Barabash has been a leading proponent of lockdowns to combat the virus. It is possible that with the steep rise in coronavirus cases in Israel, with 30,000 active cases in the country, Barabash will push for a lockdown to be initiated as soon as August.
Colleagues welcomed the appointment of Barabash. Professor Roni Gimzu, the director of the Ichilov hospital, told N12 that “Barabash’s appointment as coronavirus czar is excellent. He’s the right person in the right place! This is the best decision taken by the government at this point in the crisis. I know Gabi well. He is decisive, determined, detail-oriented and does not accept that something is “impossible”. He knows when to respect and when to show anger.”
Gimzu added that Barabash had “taken the matter seriously from the beginning, learning the details like he knows and taking a definitive stance.
Gimzu also claimed that “Israel can eradicate coronavirus, strengthen the economy and all this without a lockdown – if there is proper management and public notification. We can show the world that Israel can eradicate the virus without a lockdown.”
Former Mossad chief Danny Yatom however opposed the appointment of a doctor to the position since “the crisis goes beyond lab tests and hospital beds, it affects all the government ministries whose work must be coordinated and monitored. There were other candidates on the list who were more qualified.”
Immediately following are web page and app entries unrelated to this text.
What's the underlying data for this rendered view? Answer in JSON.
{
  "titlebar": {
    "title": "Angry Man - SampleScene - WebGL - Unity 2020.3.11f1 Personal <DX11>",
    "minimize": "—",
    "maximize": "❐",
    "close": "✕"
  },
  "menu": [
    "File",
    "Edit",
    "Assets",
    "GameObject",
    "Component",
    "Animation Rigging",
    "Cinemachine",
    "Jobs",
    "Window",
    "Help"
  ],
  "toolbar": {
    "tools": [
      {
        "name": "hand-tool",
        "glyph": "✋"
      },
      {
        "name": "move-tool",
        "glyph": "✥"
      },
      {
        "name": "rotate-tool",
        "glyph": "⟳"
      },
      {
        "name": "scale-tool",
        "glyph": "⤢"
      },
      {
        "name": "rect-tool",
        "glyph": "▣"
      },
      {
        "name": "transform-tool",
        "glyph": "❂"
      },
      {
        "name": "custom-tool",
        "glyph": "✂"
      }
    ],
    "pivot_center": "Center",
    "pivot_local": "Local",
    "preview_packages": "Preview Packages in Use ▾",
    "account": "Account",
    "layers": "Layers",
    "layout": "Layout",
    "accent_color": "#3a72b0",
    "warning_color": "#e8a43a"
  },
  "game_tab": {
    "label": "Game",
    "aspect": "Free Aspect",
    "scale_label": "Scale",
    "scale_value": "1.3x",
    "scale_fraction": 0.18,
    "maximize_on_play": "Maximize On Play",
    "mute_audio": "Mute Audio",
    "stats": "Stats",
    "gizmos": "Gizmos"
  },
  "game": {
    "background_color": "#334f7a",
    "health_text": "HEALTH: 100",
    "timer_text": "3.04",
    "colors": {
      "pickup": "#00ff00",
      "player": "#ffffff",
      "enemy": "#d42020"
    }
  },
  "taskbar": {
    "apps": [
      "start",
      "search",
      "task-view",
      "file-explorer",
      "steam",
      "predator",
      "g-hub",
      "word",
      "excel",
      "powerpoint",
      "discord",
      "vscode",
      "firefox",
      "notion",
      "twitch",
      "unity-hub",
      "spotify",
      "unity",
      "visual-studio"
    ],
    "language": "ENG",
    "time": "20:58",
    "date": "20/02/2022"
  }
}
One of those candidates is the highly respected head of the Mossad at present, Yossi Cohen, as well as General Amir Abulafia, who congratulated Barabash on his appointment. General (res.) Ronny Nome, who was responsible for supervising Bnei Brak during the first lockdown, was also offered the position but refused because he felt he would not have enough authority to manage the crisis effectively.